(ad) Yamaha CP Music Rest Promo
Yamaha CP Music Rest Promo
(ad) HAILUN Pianos
Hailun Pianos - Click for More
Ad (Seiler/Knabe)
Knabe Pianos
(125ad) Dampp Chaser
Dampp Chaser Piano Life Saver
(ad) Lindeblad Piano
Lindeblad Piano Restoration
Sheet Music Plus (125)
Sheet Music Plus Featured Sale
New Topics - Multiple Forums
Getting better
by Kekewak
12/21/14 07:35 PM
Pearl River vs. Samick
by Zekk
12/21/14 03:41 PM
Kawai vs. Yamaha: what to choose
by SeeSharp
12/21/14 02:19 PM
Disklavier Pro Alternatives? C5X Value for money?
by bryan77
12/21/14 01:15 PM
piano sound is the result of more than just the hammer speed
by Keith D Kerman
12/21/14 01:05 PM
Forum Stats
77389 Members
42 Forums
160046 Topics
2350290 Posts

Max Online: 15252 @ 03/21/10 11:39 PM
Gift Ideas for Music Lovers!
Find the Perfect Gift for the Music Lovers on your List!
Visit our online store today.

Visit our online store for gifts for music lovers

 
Help keep the forums up and running with a donation, any amount is appreciated!
Or by becoming a Subscribing member! Thank-you.
Donate   Subscribe
 
Our Piano Related Classified Ads
|
Dealers | Tuners | Lessons | Movers | Restorations | Pianos For Sale | Sell Your Piano |

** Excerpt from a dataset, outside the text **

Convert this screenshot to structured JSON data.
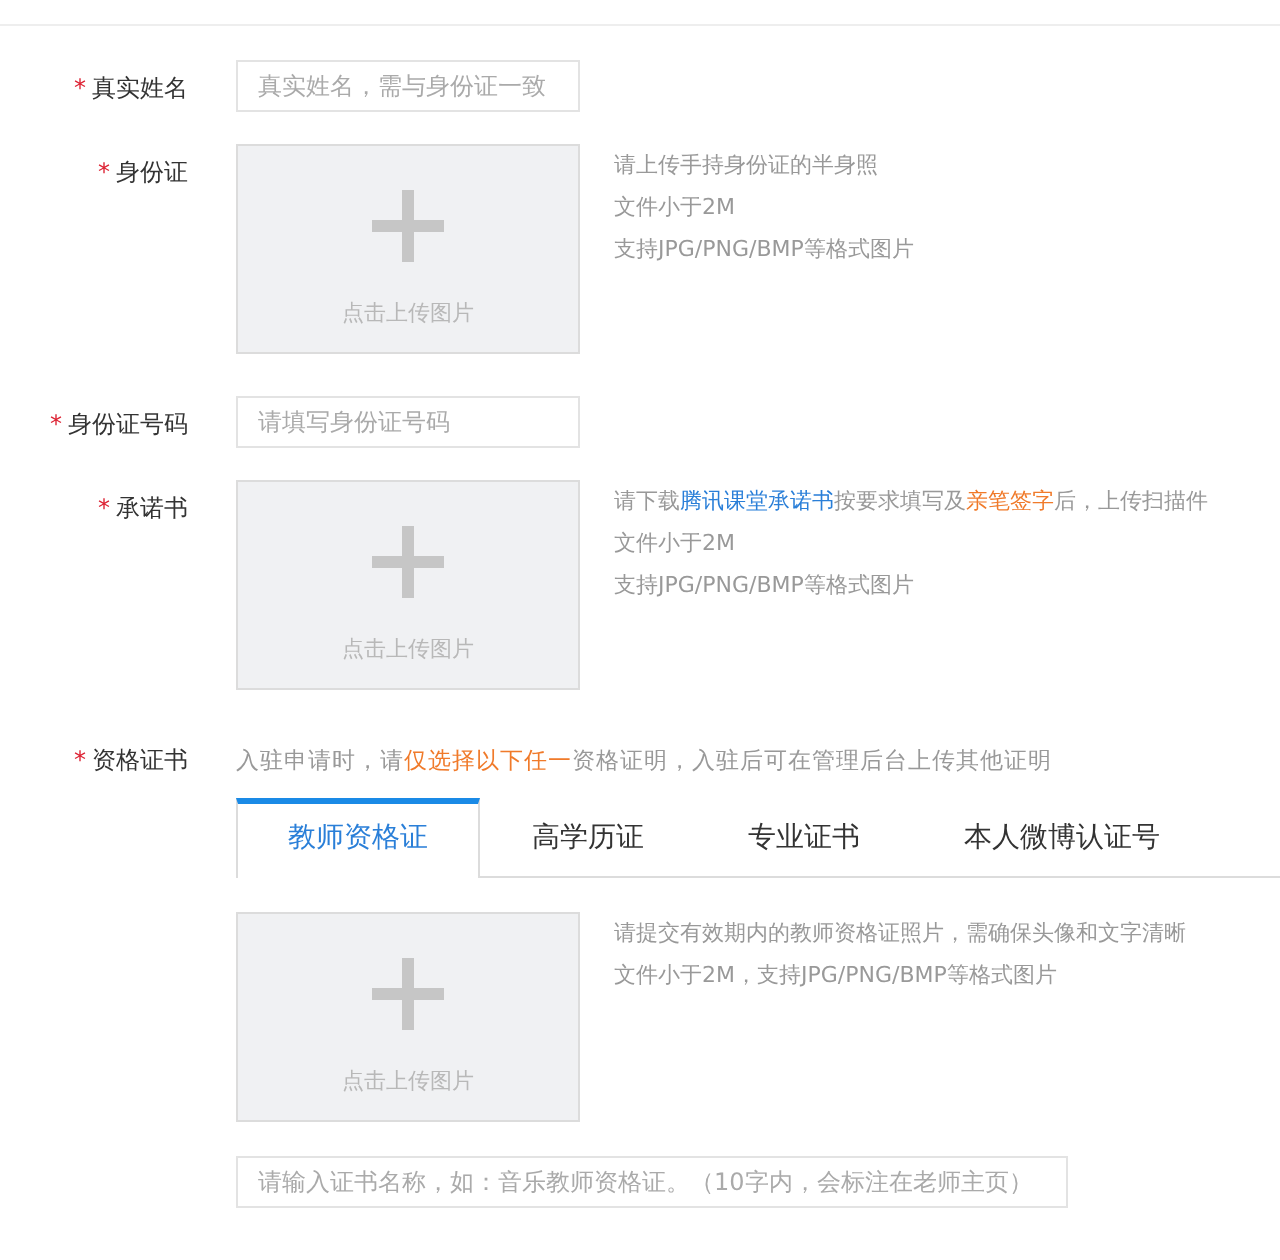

Advertise on Piano World
| Subscribe | Piano World | PianoSupplies.com | Advertise on Piano World | Donate | Link to Us | Classifieds |
| |Contact | Privacy | Legal | About Us | Site Map | Free Newsletter | Press Room |


copyright 1997 - 2014 Piano World ® all rights reserved
No part of this site may be reproduced without prior written permission